3) Do what you’re doing. If you’re washing up, then wash up. Feel the water, focus on the movements of the sponge on the plates… Don’t think about what you have to do tomorrow, something someone said at work etc. Tolle says that we rush through the now to get to the next thing, especially when we’re doing so-called boring jobs, but seeing as these take up a very big chunk of our lives, that means we’re skipping through a lot of life. According to Tolle, bliss and peace and NOW-ness can be found while vacuuming/ironing/taking out the rubbish. If mum were to write a self-help book her message might be the same: the Zen of scrubbing the loo.
3) Relax – Is your body physically tense right now? I often find myself sitting at my desk with my shoulders tensed up around my neck and my back stooped over, like I’m braced for attack. This is a sign that something negative is going on in my head or my emotions – so look to your body for signs like that. If you find yourself hunched up, sit up straight, take a deep breath and drop the shoulders. Now breathe.
4) Feel your body – If you spend your life in your head and not your body, this exercise (which I shared in the last post) is good. It’s also meant to be an immune booster. Sit on a chair then close your eyes and take a deep breath… Now take your attention to your feet. Feel the energy in your feet. I could feel a kind of pulsating warmth there. (Which is nice for someone with cold feet.) Then do the same for every part of your body, working upwards to your legs, your torso, you arms and head, and then go back down. Anytime we are in our body, instead of our heads, Tolle says we are ‘Anchored’ in the present moment.
5) Watch your thoughts – Try to listen to your thoughts like they are a song you are listening to on a record player. If there are images too, imagine it as a film you are watching. if you do this regularly you’ll start to notice that the same old records play day after day. Just that act of stepping back is enough to make you see that you are more than your thoughts.
6) Feel your feelings – we run way from bad feelings but the more we run the more they chase us – it’s like a snowball getting bigger and bigger as it chases us down the hill. For just two mins – set a timer – sit still and let yourself feel what you’re feeling – even if you don’t know hat you’re feeling that’s ok, you’re numb and confused.

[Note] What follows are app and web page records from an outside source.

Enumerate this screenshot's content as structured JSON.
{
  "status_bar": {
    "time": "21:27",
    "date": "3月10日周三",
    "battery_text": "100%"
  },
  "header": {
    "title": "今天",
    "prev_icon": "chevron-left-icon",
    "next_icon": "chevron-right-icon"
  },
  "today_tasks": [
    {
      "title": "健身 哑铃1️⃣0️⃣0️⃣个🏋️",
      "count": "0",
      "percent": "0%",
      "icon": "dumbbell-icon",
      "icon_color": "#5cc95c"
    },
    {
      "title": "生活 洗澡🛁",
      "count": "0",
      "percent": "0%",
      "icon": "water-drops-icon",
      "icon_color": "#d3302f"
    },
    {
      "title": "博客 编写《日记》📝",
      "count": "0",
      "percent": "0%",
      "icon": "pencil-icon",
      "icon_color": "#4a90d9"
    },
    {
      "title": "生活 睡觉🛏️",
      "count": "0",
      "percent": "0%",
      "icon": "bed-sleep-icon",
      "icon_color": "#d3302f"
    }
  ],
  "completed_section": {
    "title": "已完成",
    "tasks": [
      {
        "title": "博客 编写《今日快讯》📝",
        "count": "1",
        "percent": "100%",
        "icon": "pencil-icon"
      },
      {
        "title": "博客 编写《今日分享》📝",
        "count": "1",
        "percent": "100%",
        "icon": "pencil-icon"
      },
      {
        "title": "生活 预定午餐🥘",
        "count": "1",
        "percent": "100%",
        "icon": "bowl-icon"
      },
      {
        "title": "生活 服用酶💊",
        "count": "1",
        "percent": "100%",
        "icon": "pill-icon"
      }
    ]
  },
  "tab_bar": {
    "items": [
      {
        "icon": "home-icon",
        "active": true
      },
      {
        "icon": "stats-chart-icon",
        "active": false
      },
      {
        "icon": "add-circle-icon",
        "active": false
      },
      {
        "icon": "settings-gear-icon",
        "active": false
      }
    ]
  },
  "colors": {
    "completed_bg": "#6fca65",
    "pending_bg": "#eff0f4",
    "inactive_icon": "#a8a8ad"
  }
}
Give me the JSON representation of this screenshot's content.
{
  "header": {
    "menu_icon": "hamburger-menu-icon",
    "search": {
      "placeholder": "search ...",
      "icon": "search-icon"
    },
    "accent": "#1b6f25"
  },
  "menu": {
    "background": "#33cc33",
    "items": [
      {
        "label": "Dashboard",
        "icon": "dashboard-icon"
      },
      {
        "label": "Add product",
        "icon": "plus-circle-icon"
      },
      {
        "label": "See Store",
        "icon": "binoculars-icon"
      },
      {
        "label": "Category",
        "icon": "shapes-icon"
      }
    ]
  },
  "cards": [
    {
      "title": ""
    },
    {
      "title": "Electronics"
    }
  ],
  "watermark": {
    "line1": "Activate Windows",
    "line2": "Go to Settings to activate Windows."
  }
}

7) Stop eating and drinking – Not forever, obvs, but whenever I’m upset I reach for the wine or for chocolate. It’s a way of numbing my feelings. So next time you instinctively rush to the biscuit jar, take a moment. As yourself are you really hungry or are you trying to avoid a feeling? Now sit with that feeling for a minute – then eat the biscuit.
8) Eat in silence, with no book, television or whatever on in the background. Feel the texture of the food, close your eyes and really taste each mouthful. There’s a mindfulness exercise which involves eating a single raisin slowly and mindfully – taking in how it feels, what it looks like, closing your eyes and really tasting it. I haven’t done it but apparently this makes for a mind-blowing raisin.
10) Go for a walk in nature! Hug a tree! Smile at a squirrel! Failing that, look out a window at the sky, and remember you are a living creature on this planet called Earth, surrounded by lots of other living creatures, who deep down are all doing their best – and whatever you’re up to right now, really doesn’t matter in the whole scheme of things.
10 and a half) – This is going off-brand a bit but everybody in the whole world loves the Headspace app by former monk Andy Puddicombe – it’s a series of daily 10 minute meditations, that you listen to on your phone.